5✭ Fridays - Jorge Miguel
My introduction to Jorge Miguel was low key. I was in my office, trying to figure out a particular bug that I was experiencing, and a friend dropped by, slightly breathless, and said, "Come with me right now!" I hopped up and went with him, with no explanation, and had a problem keeping up. He exited the building and walked into the building right across from it. In the foyer, there was Jorge Miguel with a dancer to accompany him, playing an acoustic flamenco guitar to a group of about 30 staff and students.
Turns out it was a promotional stunt for a concert that he was playing later that night at the River Run Centre.
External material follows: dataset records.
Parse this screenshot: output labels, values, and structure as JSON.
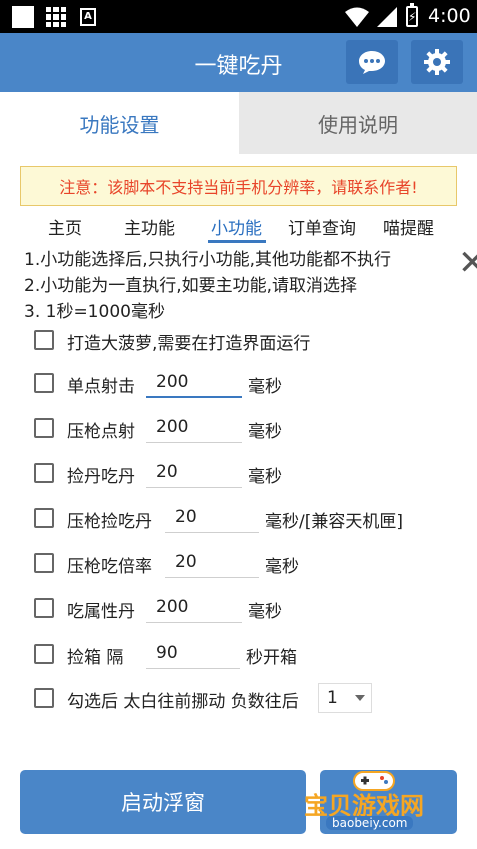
{
  "status_bar": {
    "time": "4:00",
    "app_badge": "A"
  },
  "app_bar": {
    "title": "一键吃丹"
  },
  "tabs": [
    {
      "label": "功能设置",
      "active": true
    },
    {
      "label": "使用说明",
      "active": false
    }
  ],
  "notice": "注意：该脚本不支持当前手机分辨率，请联系作者!",
  "subtabs": [
    {
      "label": "主页"
    },
    {
      "label": "主功能"
    },
    {
      "label": "小功能",
      "active": true
    },
    {
      "label": "订单查询"
    },
    {
      "label": "喵提醒"
    }
  ],
  "info_lines": [
    "1.小功能选择后,只执行小功能,其他功能都不执行",
    "2.小功能为一直执行,如要主功能,请取消选择",
    "3.  1秒=1000毫秒"
  ],
  "options": [
    {
      "label": "打造大菠萝,需要在打造界面运行",
      "checked": false
    },
    {
      "label": "单点射击",
      "value": "200",
      "unit": "毫秒",
      "checked": false
    },
    {
      "label": "压枪点射",
      "value": "200",
      "unit": "毫秒",
      "checked": false
    },
    {
      "label": "捡丹吃丹",
      "value": "20",
      "unit": "毫秒",
      "checked": false
    },
    {
      "label": "压枪捡吃丹",
      "value": "20",
      "unit": "毫秒/[兼容天机匣]",
      "checked": false
    },
    {
      "label": "压枪吃倍率",
      "value": "20",
      "unit": "毫秒",
      "checked": false
    },
    {
      "label": "吃属性丹",
      "value": "200",
      "unit": "毫秒",
      "checked": false
    },
    {
      "label": "捡箱   隔",
      "value": "90",
      "unit": "秒开箱",
      "checked": false
    },
    {
      "label": "勾选后 太白往前挪动 负数往后",
      "select_value": "1",
      "checked": false
    }
  ],
  "buttons": {
    "start_float": "启动浮窗"
  },
  "watermark": {
    "text": "宝贝游戏网",
    "url": "baobeiy.com"
  },
  "colors": {
    "primary": "#4a86c8",
    "notice_text": "#e8452a",
    "notice_bg": "#fdf9d6"
  }
}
We managed to procure for ourselves some tickets (to a sold out show, because we're well connected), and attended. It was an absolutely brilliant concert featuring the artists from his most recent recording; here they are as listed in the liner notes of "Flamenco", his most recent album.
- Jorge Miguel - flamenco guitar
- Paul Donat - double bass
- Daniel Stone - percussion and palmas
- Eliana Cuevas - vocals
- Ilse Gudino - dance
- Pam Briz Guijarro - castanets
Daniel Stone (pronounced "eh-sto-neh") is probably the one most responsible for making your hips want to move, and they will definitely want to move. I am certainly not a dancer, but listening to this music makes me want to become one; dance is an integral part of the experience. Paul Donat is a fantastic double bass player, keeping up with Jorge and the dancers with ease, even in the few songs that he uses his bow. Jorge surrounds himself with top quality musicians, but he is still the one who amazes me most.
I am a fairly accomplished musician, and I've played the guitar since I was 14; I could probably make a fair wage as a session guitarist if I wanted. Next to Jorge I sound like a 5 year old who has picked up a guitar for the first time. He has an incredible understanding of latin tonality, and his fingers are just so much quicker than I think mine will ever be, transitioning through scales and chords with blinding speed. His movement up and down a fretboard makes me weep a little bit. Listening to his album, you get an idea of what his hands are doing, but seeing him play live you come to understand the mastery that he has over his instrument.
I cannot end this without mentioning that his name is the hispanic equivalent of "George Michael", so I think it would be interesting and entertaining for Jorge to do a tango cover version of "Faith".
If you've never heard Jorge Miguel, track down some of his music. Plaza de Asdrubal (Bulerias) and Torontorías (Tangos) are personal favourites of mine, but all his songs are great. You can find more information about him at JorgeMiguel.com.